John Beilein adapts, but winning remains

ATLANTA -- It was the first week of the season, the halcyon days of early November, when John Beilein finally admitted it to himself: This season would have to be different.

For starters, there would be lobs. Lots and lots of lobs.

"The first week of the season, we were throwing lob dunks to one another," Beilein said. "And we were like 0-for-20."

"We actually practiced alley-oops," senior Josh Bartelstein recalled. "I'd never actually seen anyone practice alley-oops before."

For many coaches, this would have been a pretty simple development. For Beilein, who spent the better part of four decades chipping away at the coaching ranks without the kind of talent that makes "throw it to the rim" a viable strategy -- who first earned wide attention as the "gimmicky" coach that led West Virginia to the Elite Eight with Kevin Pittsnogle and Mike Gansey -- deciding to play conventionally was something like a sea change.

He had changed some in recent years, sure, but even in 2011-12, when undersized shooters such as Zack Novak and Stu Douglass played key roles in the Michigan attack, Beilein was still doing the things that got him to Michigan: The two-guard front offense. Tricky 1-3-1 zone defense.

The floor-spacing, 3-point chucking, lack-of-athleticism-compensating style that had driven Beilein's long, incremental rise from Newfane High School to Monday night's national title game -- with stops as the head coach at Erie Community College, Nazareth, Le Moyne, Canisius, Richmond and West Virginia along the way -- had served him well for almost four decades. Why change now?

Trey Burke is why. Mitch McGary is why. Glenn Robinson III is why. Tim Hardaway Jr. is why.

Suddenly, after a career coaching to decrease disadvantages, Beilein realized his team would almost always be the most talented group on the floor.

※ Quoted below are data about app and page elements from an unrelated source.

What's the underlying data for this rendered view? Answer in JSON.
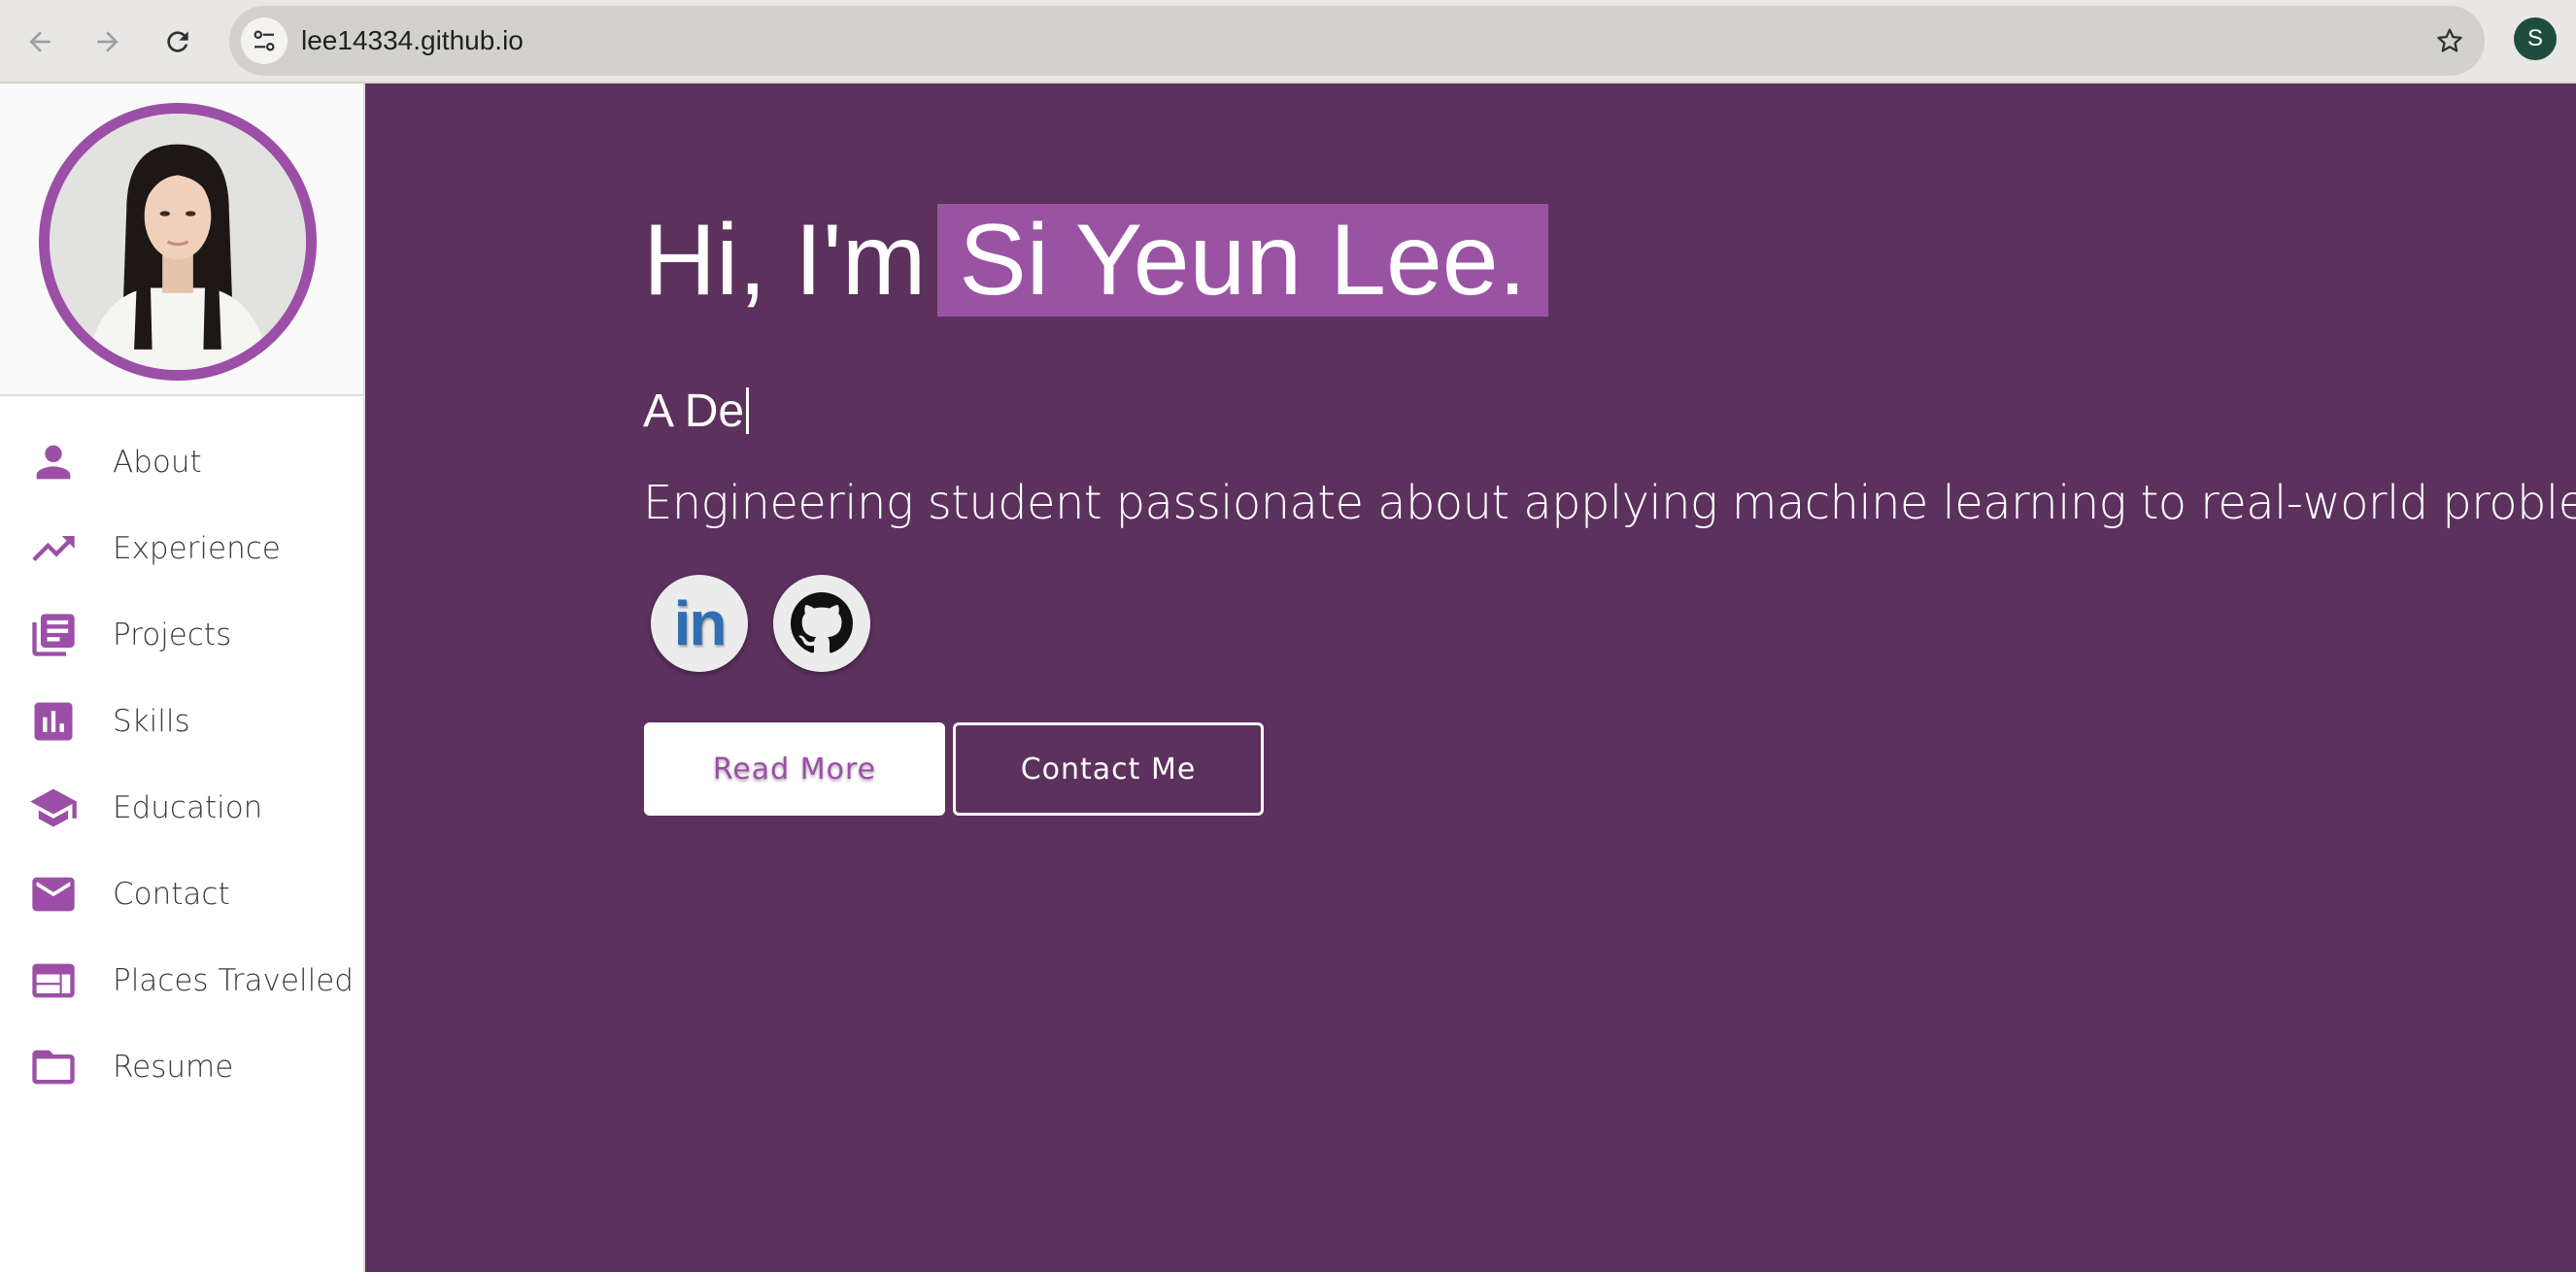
{
  "browser": {
    "url": "lee14334.github.io",
    "profile_initial": "S",
    "icons": [
      "back-arrow-icon",
      "forward-arrow-icon",
      "reload-icon",
      "site-settings-icon",
      "bookmark-star-icon"
    ]
  },
  "sidebar": {
    "items": [
      {
        "label": "About",
        "icon": "person-icon"
      },
      {
        "label": "Experience",
        "icon": "trending-up-icon"
      },
      {
        "label": "Projects",
        "icon": "library-books-icon"
      },
      {
        "label": "Skills",
        "icon": "bar-chart-icon"
      },
      {
        "label": "Education",
        "icon": "graduation-cap-icon"
      },
      {
        "label": "Contact",
        "icon": "mail-icon"
      },
      {
        "label": "Places Travelled",
        "icon": "web-icon"
      },
      {
        "label": "Resume",
        "icon": "folder-icon"
      }
    ]
  },
  "hero": {
    "greeting": "Hi, I'm",
    "name": "Si Yeun Lee.",
    "typed_text": "A De",
    "description": "Engineering student passionate about applying machine learning to real-world problems.",
    "social": [
      {
        "name": "LinkedIn",
        "icon": "linkedin-icon",
        "text": "in"
      },
      {
        "name": "GitHub",
        "icon": "github-icon"
      }
    ],
    "buttons": {
      "read_more": "Read More",
      "contact_me": "Contact Me"
    }
  },
  "colors": {
    "accent": "#9b4fa6",
    "hero_bg": "#5c315e",
    "name_highlight": "#9a53a3",
    "sidebar_bg": "#ffffff"
  }
}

He would have to start coaching like it.

Click to read the rest of Eamonn Brennan's profile of Michigan coach John Beilein.